Exercise description
Reproduce the records word for word, apart from the images they contain.

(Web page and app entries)
•••

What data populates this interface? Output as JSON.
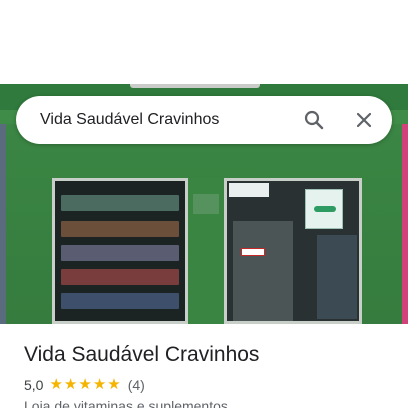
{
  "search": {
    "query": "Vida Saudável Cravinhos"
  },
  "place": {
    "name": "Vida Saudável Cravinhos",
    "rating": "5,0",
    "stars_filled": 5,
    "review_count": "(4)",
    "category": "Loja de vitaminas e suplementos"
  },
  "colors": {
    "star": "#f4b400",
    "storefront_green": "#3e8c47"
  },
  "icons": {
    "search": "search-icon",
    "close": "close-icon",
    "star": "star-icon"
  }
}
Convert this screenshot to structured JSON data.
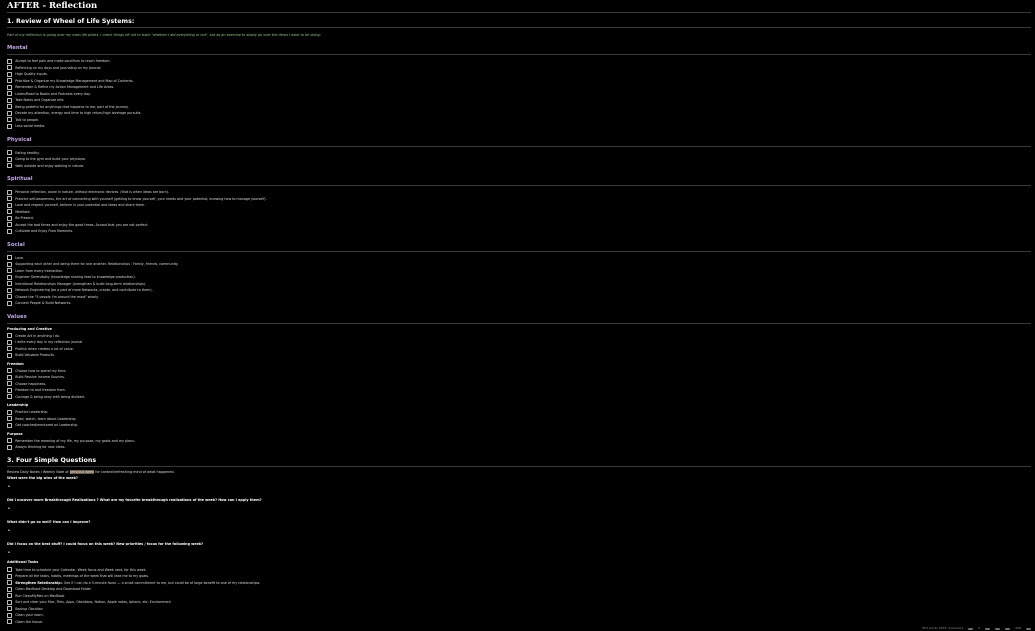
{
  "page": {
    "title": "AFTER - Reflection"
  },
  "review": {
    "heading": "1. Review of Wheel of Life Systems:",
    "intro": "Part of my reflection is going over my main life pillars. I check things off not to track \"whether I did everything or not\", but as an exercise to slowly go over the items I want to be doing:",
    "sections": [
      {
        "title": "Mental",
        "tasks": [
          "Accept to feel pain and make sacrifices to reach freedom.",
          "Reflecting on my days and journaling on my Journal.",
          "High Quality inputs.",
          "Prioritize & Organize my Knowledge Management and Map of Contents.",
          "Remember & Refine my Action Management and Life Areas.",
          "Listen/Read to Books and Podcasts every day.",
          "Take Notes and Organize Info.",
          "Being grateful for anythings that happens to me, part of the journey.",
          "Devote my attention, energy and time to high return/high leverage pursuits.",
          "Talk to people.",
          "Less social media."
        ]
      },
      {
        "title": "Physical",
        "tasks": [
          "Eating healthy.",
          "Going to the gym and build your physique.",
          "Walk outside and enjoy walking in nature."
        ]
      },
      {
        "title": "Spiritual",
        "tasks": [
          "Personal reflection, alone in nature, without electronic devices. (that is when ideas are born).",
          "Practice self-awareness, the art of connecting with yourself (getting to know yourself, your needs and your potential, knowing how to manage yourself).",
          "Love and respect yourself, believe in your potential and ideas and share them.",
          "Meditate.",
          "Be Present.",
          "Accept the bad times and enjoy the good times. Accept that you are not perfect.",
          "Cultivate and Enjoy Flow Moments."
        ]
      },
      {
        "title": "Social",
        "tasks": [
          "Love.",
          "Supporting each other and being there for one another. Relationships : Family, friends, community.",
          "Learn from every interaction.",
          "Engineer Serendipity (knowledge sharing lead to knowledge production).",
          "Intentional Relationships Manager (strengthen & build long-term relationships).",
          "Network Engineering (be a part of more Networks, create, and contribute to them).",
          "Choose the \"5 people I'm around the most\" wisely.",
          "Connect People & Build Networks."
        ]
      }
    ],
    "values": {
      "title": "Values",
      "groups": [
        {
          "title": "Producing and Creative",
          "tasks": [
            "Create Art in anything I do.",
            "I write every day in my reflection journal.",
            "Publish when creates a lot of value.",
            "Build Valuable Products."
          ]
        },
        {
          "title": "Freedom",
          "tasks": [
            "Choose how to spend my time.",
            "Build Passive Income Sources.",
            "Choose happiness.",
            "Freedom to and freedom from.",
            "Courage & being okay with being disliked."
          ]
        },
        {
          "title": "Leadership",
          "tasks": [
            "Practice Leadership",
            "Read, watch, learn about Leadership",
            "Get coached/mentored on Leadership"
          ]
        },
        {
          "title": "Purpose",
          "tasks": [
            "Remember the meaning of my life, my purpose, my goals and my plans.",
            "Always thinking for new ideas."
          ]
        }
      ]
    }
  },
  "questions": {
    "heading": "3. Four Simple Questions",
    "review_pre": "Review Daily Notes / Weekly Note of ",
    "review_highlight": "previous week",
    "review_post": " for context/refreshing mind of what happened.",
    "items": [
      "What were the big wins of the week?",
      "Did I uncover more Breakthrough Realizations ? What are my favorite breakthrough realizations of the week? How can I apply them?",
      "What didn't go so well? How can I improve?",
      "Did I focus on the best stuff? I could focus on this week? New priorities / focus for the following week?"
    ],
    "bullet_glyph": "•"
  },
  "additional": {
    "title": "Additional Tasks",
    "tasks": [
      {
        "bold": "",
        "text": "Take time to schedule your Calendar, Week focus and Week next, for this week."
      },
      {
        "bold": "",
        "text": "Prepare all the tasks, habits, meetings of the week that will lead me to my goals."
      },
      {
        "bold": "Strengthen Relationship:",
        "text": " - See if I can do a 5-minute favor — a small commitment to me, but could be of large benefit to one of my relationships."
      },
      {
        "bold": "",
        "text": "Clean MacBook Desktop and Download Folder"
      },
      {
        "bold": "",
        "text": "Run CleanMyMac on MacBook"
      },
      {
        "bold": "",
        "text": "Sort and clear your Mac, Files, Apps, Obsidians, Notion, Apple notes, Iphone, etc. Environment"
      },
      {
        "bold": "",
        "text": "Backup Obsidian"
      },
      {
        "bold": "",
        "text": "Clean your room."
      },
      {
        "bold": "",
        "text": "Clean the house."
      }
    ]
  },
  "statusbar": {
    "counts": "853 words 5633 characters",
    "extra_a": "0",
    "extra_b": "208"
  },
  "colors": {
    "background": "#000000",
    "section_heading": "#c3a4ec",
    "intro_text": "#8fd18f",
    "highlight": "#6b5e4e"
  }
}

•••

Result of the task
What data populates this interface? Output as JSON.
{
  "search": {
    "query": "Vida Saudável Cravinhos"
  },
  "place": {
    "name": "Vida Saudável Cravinhos",
    "rating": "5,0",
    "stars_filled": 5,
    "review_count": "(4)",
    "category": "Loja de vitaminas e suplementos"
  },
  "colors": {
    "star": "#f4b400",
    "storefront_green": "#3e8c47"
  },
  "icons": {
    "search": "search-icon",
    "close": "close-icon",
    "star": "star-icon"
  }
}
Convert this screenshot to structured JSON data.
{
  "page": {
    "title": "AFTER - Reflection"
  },
  "review": {
    "heading": "1. Review of Wheel of Life Systems:",
    "intro": "Part of my reflection is going over my main life pillars. I check things off not to track \"whether I did everything or not\", but as an exercise to slowly go over the items I want to be doing:",
    "sections": [
      {
        "title": "Mental",
        "tasks": [
          "Accept to feel pain and make sacrifices to reach freedom.",
          "Reflecting on my days and journaling on my Journal.",
          "High Quality inputs.",
          "Prioritize & Organize my Knowledge Management and Map of Contents.",
          "Remember & Refine my Action Management and Life Areas.",
          "Listen/Read to Books and Podcasts every day.",
          "Take Notes and Organize Info.",
          "Being grateful for anythings that happens to me, part of the journey.",
          "Devote my attention, energy and time to high return/high leverage pursuits.",
          "Talk to people.",
          "Less social media."
        ]
      },
      {
        "title": "Physical",
        "tasks": [
          "Eating healthy.",
          "Going to the gym and build your physique.",
          "Walk outside and enjoy walking in nature."
        ]
      },
      {
        "title": "Spiritual",
        "tasks": [
          "Personal reflection, alone in nature, without electronic devices. (that is when ideas are born).",
          "Practice self-awareness, the art of connecting with yourself (getting to know yourself, your needs and your potential, knowing how to manage yourself).",
          "Love and respect yourself, believe in your potential and ideas and share them.",
          "Meditate.",
          "Be Present.",
          "Accept the bad times and enjoy the good times. Accept that you are not perfect.",
          "Cultivate and Enjoy Flow Moments."
        ]
      },
      {
        "title": "Social",
        "tasks": [
          "Love.",
          "Supporting each other and being there for one another. Relationships : Family, friends, community.",
          "Learn from every interaction.",
          "Engineer Serendipity (knowledge sharing lead to knowledge production).",
          "Intentional Relationships Manager (strengthen & build long-term relationships).",
          "Network Engineering (be a part of more Networks, create, and contribute to them).",
          "Choose the \"5 people I'm around the most\" wisely.",
          "Connect People & Build Networks."
        ]
      }
    ],
    "values": {
      "title": "Values",
      "groups": [
        {
          "title": "Producing and Creative",
          "tasks": [
            "Create Art in anything I do.",
            "I write every day in my reflection journal.",
            "Publish when creates a lot of value.",
            "Build Valuable Products."
          ]
        },
        {
          "title": "Freedom",
          "tasks": [
            "Choose how to spend my time.",
            "Build Passive Income Sources.",
            "Choose happiness.",
            "Freedom to and freedom from.",
            "Courage & being okay with being disliked."
          ]
        },
        {
          "title": "Leadership",
          "tasks": [
            "Practice Leadership",
            "Read, watch, learn about Leadership",
            "Get coached/mentored on Leadership"
          ]
        },
        {
          "title": "Purpose",
          "tasks": [
            "Remember the meaning of my life, my purpose, my goals and my plans.",
            "Always thinking for new ideas."
          ]
        }
      ]
    }
  },
  "questions": {
    "heading": "3. Four Simple Questions",
    "review_pre": "Review Daily Notes / Weekly Note of ",
    "review_highlight": "previous week",
    "review_post": " for context/refreshing mind of what happened.",
    "items": [
      "What were the big wins of the week?",
      "Did I uncover more Breakthrough Realizations ? What are my favorite breakthrough realizations of the week? How can I apply them?",
      "What didn't go so well? How can I improve?",
      "Did I focus on the best stuff? I could focus on this week? New priorities / focus for the following week?"
    ],
    "bullet_glyph": "•"
  },
  "additional": {
    "title": "Additional Tasks",
    "tasks": [
      {
        "bold": "",
        "text": "Take time to schedule your Calendar, Week focus and Week next, for this week."
      },
      {
        "bold": "",
        "text": "Prepare all the tasks, habits, meetings of the week that will lead me to my goals."
      },
      {
        "bold": "Strengthen Relationship:",
        "text": " - See if I can do a 5-minute favor — a small commitment to me, but could be of large benefit to one of my relationships."
      },
      {
        "bold": "",
        "text": "Clean MacBook Desktop and Download Folder"
      },
      {
        "bold": "",
        "text": "Run CleanMyMac on MacBook"
      },
      {
        "bold": "",
        "text": "Sort and clear your Mac, Files, Apps, Obsidians, Notion, Apple notes, Iphone, etc. Environment"
      },
      {
        "bold": "",
        "text": "Backup Obsidian"
      },
      {
        "bold": "",
        "text": "Clean your room."
      },
      {
        "bold": "",
        "text": "Clean the house."
      }
    ]
  },
  "statusbar": {
    "counts": "853 words 5633 characters",
    "extra_a": "0",
    "extra_b": "208"
  },
  "colors": {
    "background": "#000000",
    "section_heading": "#c3a4ec",
    "intro_text": "#8fd18f",
    "highlight": "#6b5e4e"
  }
}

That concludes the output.